<<<<
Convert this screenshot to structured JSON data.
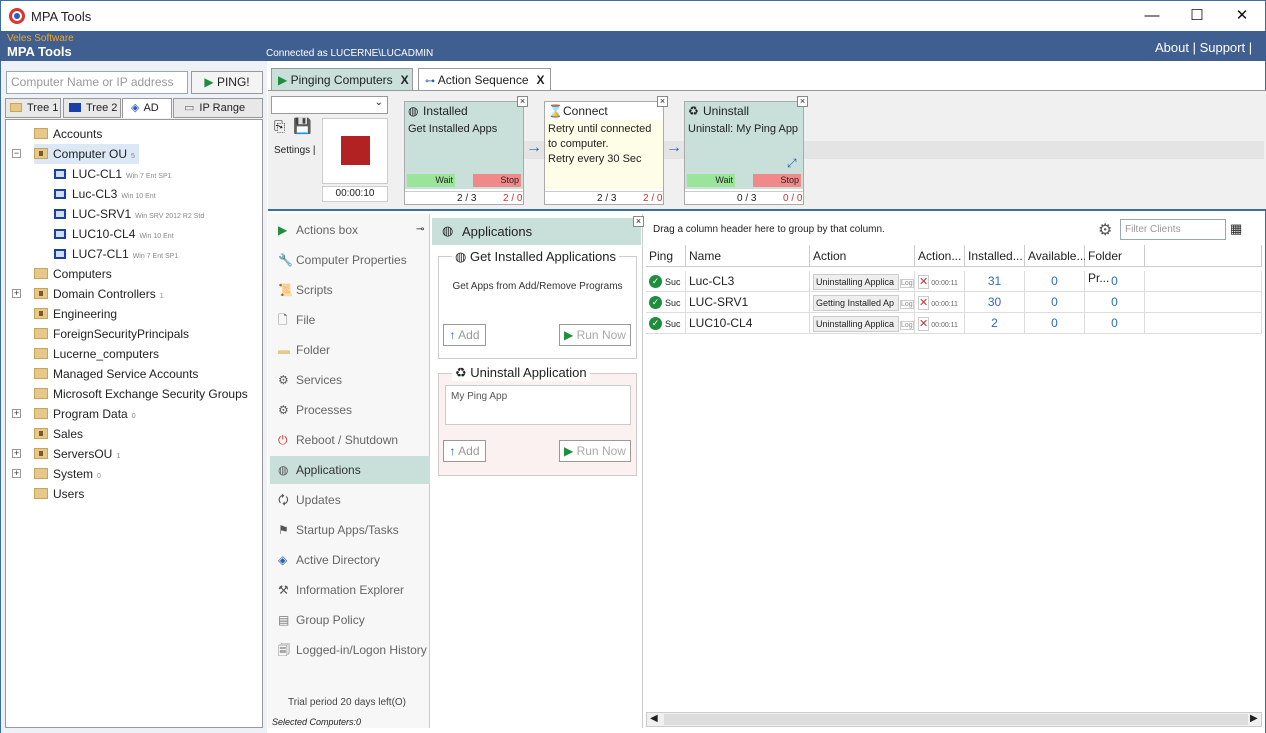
{
  "window": {
    "title": "MPA Tools",
    "minimize": "—",
    "maximize": "☐",
    "close": "✕"
  },
  "banner": {
    "company": "Veles Software",
    "app": "MPA Tools",
    "connected": "Connected as LUCERNE\\LUCADMIN",
    "links": "About | Support |"
  },
  "search": {
    "placeholder": "Computer Name or IP address",
    "ping": "PING!"
  },
  "left_tabs": [
    "Tree 1",
    "Tree 2",
    "AD",
    "IP Range"
  ],
  "tree": [
    {
      "label": "Accounts",
      "note": ""
    },
    {
      "label": "Computer OU",
      "note": "5"
    },
    {
      "label": "LUC-CL1",
      "note": "Win 7 Ent SP1"
    },
    {
      "label": "Luc-CL3",
      "note": "Win 10 Ent"
    },
    {
      "label": "LUC-SRV1",
      "note": "Win SRV 2012 R2 Std"
    },
    {
      "label": "LUC10-CL4",
      "note": "Win 10 Ent"
    },
    {
      "label": "LUC7-CL1",
      "note": "Win 7 Ent SP1"
    },
    {
      "label": "Computers",
      "note": ""
    },
    {
      "label": "Domain Controllers",
      "note": "1"
    },
    {
      "label": "Engineering",
      "note": ""
    },
    {
      "label": "ForeignSecurityPrincipals",
      "note": ""
    },
    {
      "label": "Lucerne_computers",
      "note": ""
    },
    {
      "label": "Managed Service Accounts",
      "note": ""
    },
    {
      "label": "Microsoft Exchange Security Groups",
      "note": ""
    },
    {
      "label": "Program Data",
      "note": "0"
    },
    {
      "label": "Sales",
      "note": ""
    },
    {
      "label": "ServersOU",
      "note": "1"
    },
    {
      "label": "System",
      "note": "0"
    },
    {
      "label": "Users",
      "note": ""
    }
  ],
  "doc_tabs": [
    {
      "label": "Pinging Computers",
      "close": "X"
    },
    {
      "label": "Action Sequence",
      "close": "X"
    }
  ],
  "seq_toolbar": {
    "settings": "Settings |",
    "timer": "00:00:10"
  },
  "seq_steps": [
    {
      "title": "Installed Applications",
      "body": "Get Installed Apps",
      "wait": "Wait",
      "stop": "Stop",
      "c1": "2 / 3",
      "c2": "2 / 0"
    },
    {
      "title": "Connect",
      "body": "Retry until connected to computer.\nRetry every 30 Sec",
      "wait": "",
      "stop": "",
      "c1": "2 / 3",
      "c2": "2 / 0"
    },
    {
      "title": "Uninstall Application",
      "body": "Uninstall: My Ping App",
      "wait": "Wait",
      "stop": "Stop",
      "c1": "0 / 3",
      "c2": "0 / 0"
    }
  ],
  "menu": [
    "Actions box",
    "Computer Properties",
    "Scripts",
    "File",
    "Folder",
    "Services",
    "Processes",
    "Reboot / Shutdown",
    "Applications",
    "Updates",
    "Startup Apps/Tasks",
    "Active Directory",
    "Information Explorer",
    "Group Policy",
    "Logged-in/Logon History"
  ],
  "trial": "Trial period 20 days left(O)",
  "selected": "Selected Computers:0",
  "apps_panel": {
    "title": "Applications",
    "box1": {
      "title": "Get Installed Applications",
      "desc": "Get Apps from Add/Remove Programs",
      "add": "Add",
      "run": "Run Now"
    },
    "box2": {
      "title": "Uninstall Application",
      "value": "My Ping App",
      "add": "Add",
      "run": "Run Now"
    }
  },
  "grid": {
    "hint": "Drag a column header here to group by that column.",
    "filter_placeholder": "Filter Clients",
    "headers": [
      "Ping",
      "Name",
      "Action",
      "Action...",
      "Installed...",
      "Available...",
      "Folder Pr..."
    ],
    "rows": [
      {
        "ping": "Suc",
        "name": "Luc-CL3",
        "action": "Uninstalling Applica",
        "log": "Log",
        "time": "00:00:11",
        "installed": "31",
        "available": "0",
        "folder": "0"
      },
      {
        "ping": "Suc",
        "name": "LUC-SRV1",
        "action": "Getting Installed Ap",
        "log": "Log",
        "time": "00:00:11",
        "installed": "30",
        "available": "0",
        "folder": "0"
      },
      {
        "ping": "Suc",
        "name": "LUC10-CL4",
        "action": "Uninstalling Applica",
        "log": "Log",
        "time": "00:00:11",
        "installed": "2",
        "available": "0",
        "folder": "0"
      }
    ]
  },
  "colors": {
    "banner": "#3f5f91",
    "accent": "#c8e0d9",
    "stop": "#b22222"
  }
}
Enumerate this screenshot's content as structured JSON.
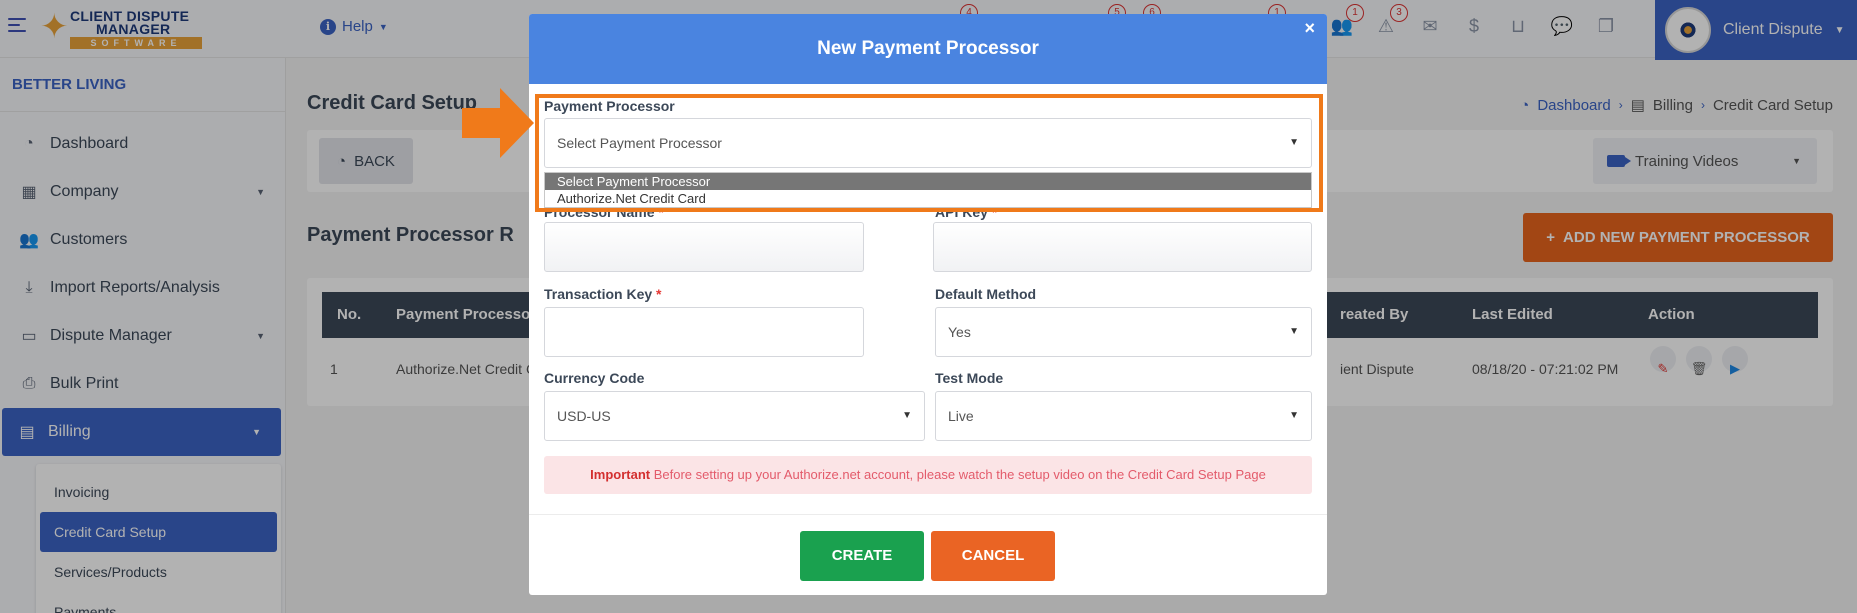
{
  "header": {
    "logo": {
      "line1": "CLIENT DISPUTE",
      "line2": "MANAGER",
      "line3": "SOFTWARE"
    },
    "help_label": "Help",
    "icons": [
      {
        "name": "users-icon",
        "glyph": "👥",
        "badge": "1"
      },
      {
        "name": "alert-icon",
        "glyph": "⚠",
        "badge": "3"
      },
      {
        "name": "inbox-icon",
        "glyph": "✉",
        "badge": ""
      },
      {
        "name": "money-icon",
        "glyph": "$",
        "badge": ""
      },
      {
        "name": "tray-icon",
        "glyph": "⊔",
        "badge": ""
      },
      {
        "name": "chat-icon",
        "glyph": "💬",
        "badge": ""
      },
      {
        "name": "copy-icon",
        "glyph": "❐",
        "badge": ""
      }
    ],
    "ghost_badges": [
      "4",
      "5",
      "6",
      "1"
    ],
    "user_name": "Client Dispute"
  },
  "sidebar": {
    "org_name": "BETTER LIVING",
    "items": [
      {
        "label": "Dashboard",
        "icon": "◔"
      },
      {
        "label": "Company",
        "icon": "▦"
      },
      {
        "label": "Customers",
        "icon": "👥"
      },
      {
        "label": "Import Reports/Analysis",
        "icon": "⤓"
      },
      {
        "label": "Dispute Manager",
        "icon": "▭"
      },
      {
        "label": "Bulk Print",
        "icon": "⎙"
      },
      {
        "label": "Billing",
        "icon": "▤"
      }
    ],
    "sub_items": [
      "Invoicing",
      "Credit Card Setup",
      "Services/Products",
      "Payments"
    ]
  },
  "page": {
    "title": "Credit Card Setup",
    "breadcrumb": [
      "Dashboard",
      "Billing",
      "Credit Card Setup"
    ],
    "back_label": "BACK",
    "training_label": "Training Videos",
    "section_title": "Payment Processor R",
    "add_button_label": "ADD NEW PAYMENT PROCESSOR"
  },
  "table": {
    "headers": [
      "No.",
      "Payment Processor",
      "reated By",
      "Last Edited",
      "Action"
    ],
    "rows": [
      {
        "no": "1",
        "processor": "Authorize.Net Credit C",
        "created_by": "ient Dispute",
        "last_edited": "08/18/20 - 07:21:02 PM"
      }
    ]
  },
  "modal": {
    "title": "New Payment Processor",
    "close": "×",
    "payment_processor_label": "Payment Processor",
    "payment_processor_value": "Select Payment Processor",
    "dropdown_options": [
      "Select Payment Processor",
      "Authorize.Net Credit Card"
    ],
    "processor_name_label": "Processor Name",
    "api_key_label": "API Key",
    "transaction_key_label": "Transaction Key",
    "required_mark": "*",
    "default_method_label": "Default Method",
    "default_method_value": "Yes",
    "currency_code_label": "Currency Code",
    "currency_code_value": "USD-US",
    "test_mode_label": "Test Mode",
    "test_mode_value": "Live",
    "alert_strong": "Important",
    "alert_text": " Before setting up your Authorize.net account, please watch the setup video on the Credit Card Setup Page",
    "create_label": "CREATE",
    "cancel_label": "CANCEL"
  },
  "colors": {
    "brand_blue": "#3b63c4",
    "modal_header": "#4a84e0",
    "accent_orange": "#e8651e",
    "success_green": "#1aa14f",
    "annotation_orange": "#f07a1a"
  }
}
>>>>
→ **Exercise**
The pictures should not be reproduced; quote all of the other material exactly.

→ **Solution for this exercise**
Convert this screenshot to structured JSON data.
{
  "window": {
    "title": "MPA Tools",
    "minimize": "—",
    "maximize": "☐",
    "close": "✕"
  },
  "banner": {
    "company": "Veles Software",
    "app": "MPA Tools",
    "connected": "Connected as LUCERNE\\LUCADMIN",
    "links": "About | Support |"
  },
  "search": {
    "placeholder": "Computer Name or IP address",
    "ping": "PING!"
  },
  "left_tabs": [
    "Tree 1",
    "Tree 2",
    "AD",
    "IP Range"
  ],
  "tree": [
    {
      "label": "Accounts",
      "note": ""
    },
    {
      "label": "Computer OU",
      "note": "5"
    },
    {
      "label": "LUC-CL1",
      "note": "Win 7 Ent SP1"
    },
    {
      "label": "Luc-CL3",
      "note": "Win 10 Ent"
    },
    {
      "label": "LUC-SRV1",
      "note": "Win SRV 2012 R2 Std"
    },
    {
      "label": "LUC10-CL4",
      "note": "Win 10 Ent"
    },
    {
      "label": "LUC7-CL1",
      "note": "Win 7 Ent SP1"
    },
    {
      "label": "Computers",
      "note": ""
    },
    {
      "label": "Domain Controllers",
      "note": "1"
    },
    {
      "label": "Engineering",
      "note": ""
    },
    {
      "label": "ForeignSecurityPrincipals",
      "note": ""
    },
    {
      "label": "Lucerne_computers",
      "note": ""
    },
    {
      "label": "Managed Service Accounts",
      "note": ""
    },
    {
      "label": "Microsoft Exchange Security Groups",
      "note": ""
    },
    {
      "label": "Program Data",
      "note": "0"
    },
    {
      "label": "Sales",
      "note": ""
    },
    {
      "label": "ServersOU",
      "note": "1"
    },
    {
      "label": "System",
      "note": "0"
    },
    {
      "label": "Users",
      "note": ""
    }
  ],
  "doc_tabs": [
    {
      "label": "Pinging Computers",
      "close": "X"
    },
    {
      "label": "Action Sequence",
      "close": "X"
    }
  ],
  "seq_toolbar": {
    "settings": "Settings |",
    "timer": "00:00:10"
  },
  "seq_steps": [
    {
      "title": "Installed Applications",
      "body": "Get Installed Apps",
      "wait": "Wait",
      "stop": "Stop",
      "c1": "2 / 3",
      "c2": "2 / 0"
    },
    {
      "title": "Connect",
      "body": "Retry until connected to computer.\nRetry every 30 Sec",
      "wait": "",
      "stop": "",
      "c1": "2 / 3",
      "c2": "2 / 0"
    },
    {
      "title": "Uninstall Application",
      "body": "Uninstall: My Ping App",
      "wait": "Wait",
      "stop": "Stop",
      "c1": "0 / 3",
      "c2": "0 / 0"
    }
  ],
  "menu": [
    "Actions box",
    "Computer Properties",
    "Scripts",
    "File",
    "Folder",
    "Services",
    "Processes",
    "Reboot / Shutdown",
    "Applications",
    "Updates",
    "Startup Apps/Tasks",
    "Active Directory",
    "Information Explorer",
    "Group Policy",
    "Logged-in/Logon History"
  ],
  "trial": "Trial period 20 days left(O)",
  "selected": "Selected Computers:0",
  "apps_panel": {
    "title": "Applications",
    "box1": {
      "title": "Get Installed Applications",
      "desc": "Get Apps from Add/Remove Programs",
      "add": "Add",
      "run": "Run Now"
    },
    "box2": {
      "title": "Uninstall Application",
      "value": "My Ping App",
      "add": "Add",
      "run": "Run Now"
    }
  },
  "grid": {
    "hint": "Drag a column header here to group by that column.",
    "filter_placeholder": "Filter Clients",
    "headers": [
      "Ping",
      "Name",
      "Action",
      "Action...",
      "Installed...",
      "Available...",
      "Folder Pr..."
    ],
    "rows": [
      {
        "ping": "Suc",
        "name": "Luc-CL3",
        "action": "Uninstalling Applica",
        "log": "Log",
        "time": "00:00:11",
        "installed": "31",
        "available": "0",
        "folder": "0"
      },
      {
        "ping": "Suc",
        "name": "LUC-SRV1",
        "action": "Getting Installed Ap",
        "log": "Log",
        "time": "00:00:11",
        "installed": "30",
        "available": "0",
        "folder": "0"
      },
      {
        "ping": "Suc",
        "name": "LUC10-CL4",
        "action": "Uninstalling Applica",
        "log": "Log",
        "time": "00:00:11",
        "installed": "2",
        "available": "0",
        "folder": "0"
      }
    ]
  },
  "colors": {
    "banner": "#3f5f91",
    "accent": "#c8e0d9",
    "stop": "#b22222"
  }
}
Enumerate this screenshot's content as structured JSON.
{
  "header": {
    "logo": {
      "line1": "CLIENT DISPUTE",
      "line2": "MANAGER",
      "line3": "SOFTWARE"
    },
    "help_label": "Help",
    "icons": [
      {
        "name": "users-icon",
        "glyph": "👥",
        "badge": "1"
      },
      {
        "name": "alert-icon",
        "glyph": "⚠",
        "badge": "3"
      },
      {
        "name": "inbox-icon",
        "glyph": "✉",
        "badge": ""
      },
      {
        "name": "money-icon",
        "glyph": "$",
        "badge": ""
      },
      {
        "name": "tray-icon",
        "glyph": "⊔",
        "badge": ""
      },
      {
        "name": "chat-icon",
        "glyph": "💬",
        "badge": ""
      },
      {
        "name": "copy-icon",
        "glyph": "❐",
        "badge": ""
      }
    ],
    "ghost_badges": [
      "4",
      "5",
      "6",
      "1"
    ],
    "user_name": "Client Dispute"
  },
  "sidebar": {
    "org_name": "BETTER LIVING",
    "items": [
      {
        "label": "Dashboard",
        "icon": "◔"
      },
      {
        "label": "Company",
        "icon": "▦"
      },
      {
        "label": "Customers",
        "icon": "👥"
      },
      {
        "label": "Import Reports/Analysis",
        "icon": "⤓"
      },
      {
        "label": "Dispute Manager",
        "icon": "▭"
      },
      {
        "label": "Bulk Print",
        "icon": "⎙"
      },
      {
        "label": "Billing",
        "icon": "▤"
      }
    ],
    "sub_items": [
      "Invoicing",
      "Credit Card Setup",
      "Services/Products",
      "Payments"
    ]
  },
  "page": {
    "title": "Credit Card Setup",
    "breadcrumb": [
      "Dashboard",
      "Billing",
      "Credit Card Setup"
    ],
    "back_label": "BACK",
    "training_label": "Training Videos",
    "section_title": "Payment Processor R",
    "add_button_label": "ADD NEW PAYMENT PROCESSOR"
  },
  "table": {
    "headers": [
      "No.",
      "Payment Processor",
      "reated By",
      "Last Edited",
      "Action"
    ],
    "rows": [
      {
        "no": "1",
        "processor": "Authorize.Net Credit C",
        "created_by": "ient Dispute",
        "last_edited": "08/18/20 - 07:21:02 PM"
      }
    ]
  },
  "modal": {
    "title": "New Payment Processor",
    "close": "×",
    "payment_processor_label": "Payment Processor",
    "payment_processor_value": "Select Payment Processor",
    "dropdown_options": [
      "Select Payment Processor",
      "Authorize.Net Credit Card"
    ],
    "processor_name_label": "Processor Name",
    "api_key_label": "API Key",
    "transaction_key_label": "Transaction Key",
    "required_mark": "*",
    "default_method_label": "Default Method",
    "default_method_value": "Yes",
    "currency_code_label": "Currency Code",
    "currency_code_value": "USD-US",
    "test_mode_label": "Test Mode",
    "test_mode_value": "Live",
    "alert_strong": "Important",
    "alert_text": " Before setting up your Authorize.net account, please watch the setup video on the Credit Card Setup Page",
    "create_label": "CREATE",
    "cancel_label": "CANCEL"
  },
  "colors": {
    "brand_blue": "#3b63c4",
    "modal_header": "#4a84e0",
    "accent_orange": "#e8651e",
    "success_green": "#1aa14f",
    "annotation_orange": "#f07a1a"
  }
}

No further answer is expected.